A 401K is an employer sponsored savings plan. As an employee, you decide how much you want to contribute to your retirement plan each month and your employer automatically deducts this amount from your paycheck. The employer then puts this money in the 401(K) where it can generate returns. The money can be invested in a variety of ways including mutual funds of stocks and bonds. Although the employer is the one that puts the money in the account, you as the holder of the plan determine how you want the money to be allocated among different assets.

What are the benefits of a 401(K)?

One benefit of a 401K is that you are not taxed on the money you contribute to the plan when you make the contribution. Even though it is technically income coming out of your paycheck, this money is contributed to the 401K tax free. Another advantage of a 401K is that many employers have a matching contribution plan.
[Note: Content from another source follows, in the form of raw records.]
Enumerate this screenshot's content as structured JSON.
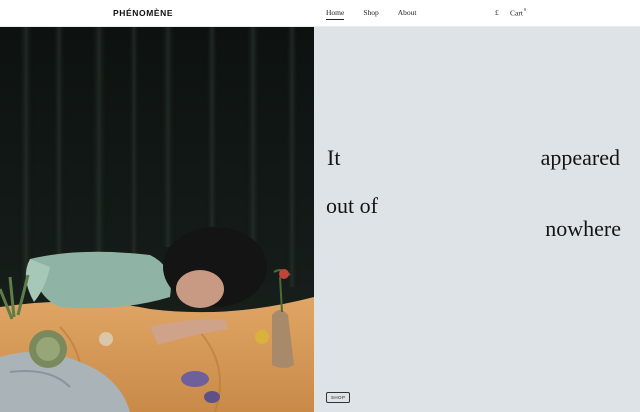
{
  "header": {
    "logo": "PHÉNOMÈNE",
    "nav": [
      {
        "label": "Home",
        "active": true
      },
      {
        "label": "Shop",
        "active": false
      },
      {
        "label": "About",
        "active": false
      }
    ],
    "currency": "£",
    "cart_label": "Cart",
    "cart_count": "0"
  },
  "hero": {
    "headline_words": [
      "It",
      "appeared",
      "out of",
      "nowhere"
    ],
    "shop_button": "SHOP",
    "panel_color": "#dde3e6",
    "image_description_icon": "photo-woman-lying-on-fabric"
  }
}
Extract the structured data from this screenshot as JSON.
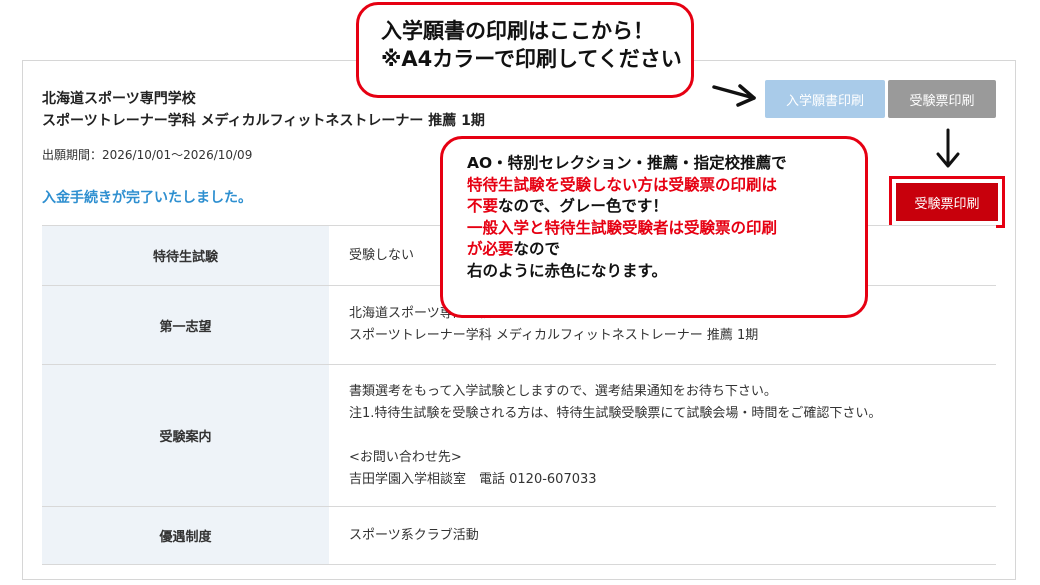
{
  "header": {
    "school_name": "北海道スポーツ専門学校",
    "course_name": "スポーツトレーナー学科 メディカルフィットネストレーナー 推薦 1期",
    "period": "出願期間：2026/10/01〜2026/10/09",
    "payment_status": "入金手続きが完了いたしました。"
  },
  "buttons": {
    "application_print": "入学願書印刷",
    "ticket_print_gray": "受験票印刷",
    "ticket_print_red": "受験票印刷"
  },
  "table": {
    "rows": [
      {
        "label": "特待生試験",
        "lines": [
          "受験しない"
        ]
      },
      {
        "label": "第一志望",
        "lines": [
          "北海道スポーツ専門学校",
          "スポーツトレーナー学科 メディカルフィットネストレーナー 推薦 1期"
        ]
      },
      {
        "label": "受験案内",
        "lines": [
          "書類選考をもって入学試験としますので、選考結果通知をお待ち下さい。",
          "注1.特待生試験を受験される方は、特待生試験受験票にて試験会場・時間をご確認下さい。",
          "",
          "<お問い合わせ先>",
          "吉田学園入学相談室　電話 0120-607033"
        ]
      },
      {
        "label": "優遇制度",
        "lines": [
          "スポーツ系クラブ活動"
        ]
      }
    ]
  },
  "callouts": {
    "print_note": {
      "line1": "入学願書の印刷はここから！",
      "line2": "※A4カラーで印刷してください"
    },
    "ticket_note": {
      "line1": "AO・特別セレクション・推薦・指定校推薦で",
      "line2_red": "特待生試験を受験しない方は受験票の印刷は",
      "line3_red": "不要",
      "line3_rest": "なので、グレー色です！",
      "line4_red": "一般入学と特待生試験受験者は受験票の印刷",
      "line5_red": "が必要",
      "line5_rest": "なので",
      "line6": "右のように赤色になります。"
    }
  },
  "colors": {
    "accent_blue": "#2e8fd0",
    "callout_red": "#e60012",
    "button_red": "#c8000c",
    "button_gray": "#9a9a9a",
    "button_lightblue": "#a9cbe9"
  }
}
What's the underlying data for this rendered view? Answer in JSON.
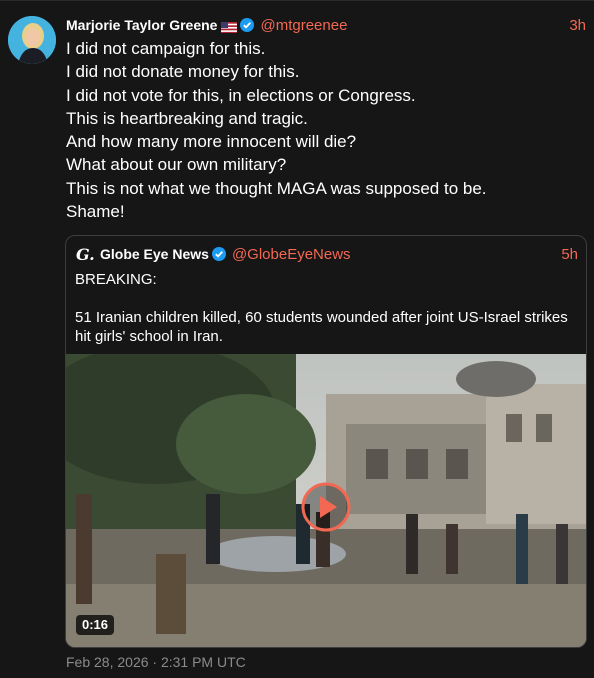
{
  "post": {
    "author_name": "Marjorie Taylor Greene",
    "flag_icon": "us-flag-icon",
    "verified_icon": "verified-badge-icon",
    "handle": "@mtgreenee",
    "time": "3h",
    "lines": [
      "I did not campaign for this.",
      "I did not donate money for this.",
      "I did not vote for this, in elections or Congress.",
      "This is heartbreaking and tragic.",
      "And how many more innocent will die?",
      "What about our own military?",
      "This is not what we thought MAGA was supposed to be.",
      "Shame!"
    ],
    "timestamp": "Feb 28, 2026 · 2:31 PM UTC"
  },
  "quote": {
    "logo": "G.",
    "author_name": "Globe Eye News",
    "handle": "@GlobeEyeNews",
    "time": "5h",
    "text_line1": "BREAKING:",
    "text_line2": "51 Iranian children killed, 60 students wounded after joint US-Israel strikes hit girls' school in Iran.",
    "video": {
      "duration": "0:16",
      "play_icon": "play-button-icon"
    }
  },
  "colors": {
    "accent": "#f26852",
    "background": "#161616",
    "verified": "#1d9bf0"
  }
}
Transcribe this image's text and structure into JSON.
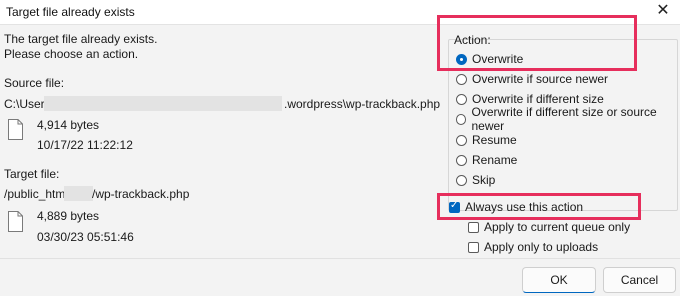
{
  "window": {
    "title": "Target file already exists",
    "close_glyph": "✕"
  },
  "message": {
    "line1": "The target file already exists.",
    "line2": "Please choose an action."
  },
  "source": {
    "label": "Source file:",
    "path_prefix": "C:\\Users",
    "path_suffix": ".wordpress\\wp-trackback.php",
    "size": "4,914 bytes",
    "date": "10/17/22 11:22:12"
  },
  "target": {
    "label": "Target file:",
    "path_prefix": "/public_html/",
    "path_suffix": "/wp-trackback.php",
    "size": "4,889 bytes",
    "date": "03/30/23 05:51:46"
  },
  "action": {
    "label": "Action:",
    "options": [
      {
        "label": "Overwrite",
        "selected": true
      },
      {
        "label": "Overwrite if source newer",
        "selected": false
      },
      {
        "label": "Overwrite if different size",
        "selected": false
      },
      {
        "label": "Overwrite if different size or source newer",
        "selected": false
      },
      {
        "label": "Resume",
        "selected": false
      },
      {
        "label": "Rename",
        "selected": false
      },
      {
        "label": "Skip",
        "selected": false
      }
    ]
  },
  "checkboxes": {
    "always_use": {
      "label": "Always use this action",
      "checked": true
    },
    "current_queue": {
      "label": "Apply to current queue only",
      "checked": false
    },
    "uploads_only": {
      "label": "Apply only to uploads",
      "checked": false
    }
  },
  "buttons": {
    "ok": "OK",
    "cancel": "Cancel"
  },
  "colors": {
    "accent": "#0067c0",
    "annotation_highlight": "#e62e5c"
  },
  "icons": {
    "file": "file-icon",
    "close": "close-icon"
  }
}
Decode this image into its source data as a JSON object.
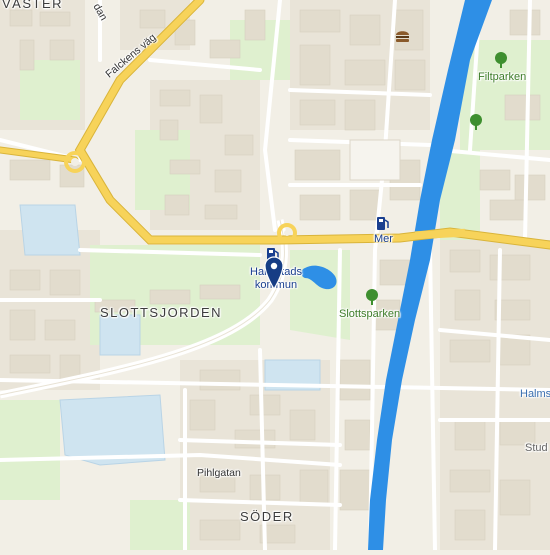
{
  "colors": {
    "background": "#f2efe6",
    "park": "#d9ecc5",
    "green_area": "#e3efd5",
    "water": "#2e8fe6",
    "major_road": "#f7d35a",
    "road": "#ffffff",
    "building": "#e4dfd3",
    "institution": "#cfe4f0",
    "marker": "#163d85"
  },
  "labels": {
    "vaster": "VÄSTER",
    "slottsjorden": "SLOTTSJORDEN",
    "soder": "SÖDER",
    "falckens_vag": "Falckens väg",
    "dan": "dan",
    "pihlgatan": "Pihlgatan",
    "filtparken": "Filtparken",
    "slottsparken": "Slottsparken",
    "mer": "Mer",
    "halmstads_kommun": "Halmstads kommun",
    "halms": "Halms",
    "stud": "Stud"
  },
  "icons": [
    "map-pin-icon",
    "fuel-station-icon",
    "tree-icon",
    "burger-icon"
  ]
}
This means that the employer specifies some set amount that they will contribute to your retirement plan. For example, they might add 50 cents for every dollar you contribute, up to a limit.

How much can you contribute to a 401(K)?

If you are under the age of 50, you can contribute up to $17,500 (2013) a year. If you are 50 and older, you are allowed $up to 23,000(2013) a year to catch up. The more you contribute each year the better. Try to contribute the maximum amount if you can. You at least want to make sure you contribute enough to meet the requirements for your employer’s matching contribution.

Withdrawals

With a 401(K), you cannot make any withdrawals until the age of 59 1/2 years. If you choose to take money out of the account before then, there is a 10% early withdrawal fee. Once you turn 70 1/2 years old, you are required to start making withdrawals and there is usually a minimum amount you have to withdraw each year. When you make withdrawals is when you are taxed on the money. This money is included in your taxable income and it is taxed as ordinary income.

Roth IRA

What is a Roth IRA?

IRA stands for individual retirement account and it is another means to save money for retirement. You make contributions to your account but in contrast to a 401(K), these contributions are taxed at the time of the contribution. However, the money is not taxed when you make withdrawals.

A Roth IRA is different from a traditional IRA and provides many benefits for young people.

What are the benefits?

A Roth IRA can be beneficial to younger people. Although you are taxed on the contributions you make up front, chances are that you are in a lower tax bracket while making these contributions that what you will be in when you start making withdrawals in retirement. So in the long run, it is likely to save you money.

How much can you contribute to a Roth IRA?

If you are under the age of 50, you can contribute $5,500 (2013) a year. If you are over the age of 50, you are allowed to contribute $6,500 (2013) a year to catch up. There is no minimum amount required to contribute by federal law although the financial institution is likely to have a minimum amount to open the account. However, the more you can give the better.

Withdrawals

The rules for withdrawals from a Roth IRA are more flexible than those of a 401(K). First of all, withdrawals are not taxed since you were already taxed on the money when you first contributed it. The only stipulations are that you must be at least age 59 1/2 (or dead or disabled) to make withdrawals and the account has to have been open for at least five years. Another advantage of Roth IRA’s is that you are not required to withdraw money like you are with a 401(K). No matter how old you are, you can keep your money in the account and let it grow. For a young person who is concerned about locking up their money for decades, the Roth IRA offers more flexibility than other retirement accounts.

Distributions are deemed to come first from contributions. So if you needed to, you could withdraw all your contributions without any taxes or penalties, at any time. If you withdraw more than your contributions and tap into the earnings in the account, then you will owe taxes and perhaps an early withdrawal penalty if you don’t meet the age and 5-year requirement.

Here is a summary of the differences between a 401(K) and a Roth IRA in 2013:

401 (K)

  • Contributions Taxed? No
  • Withdrawals Taxed? Yes
  • Maximum Annual Contribution: 17,500 (or 23,000 if over age 50)
  • Withdrawal age without penalty: 59.5
  • Mandatory Withdrawals: 70.5

Roth IRA

  • Contributions Taxed? Yes
  •  Withdrawals Taxed? No
  •  Maximum Annual Contribution: $5,500 (or 6,500 if over age 50)
  •  Withdrawal age without penalty: 59.5
  •  Mandatory Withdrawals: Never

Written by Katie Leginsky, Peer Educator, Financial Wellness Program, University of Illinois Extension, 2012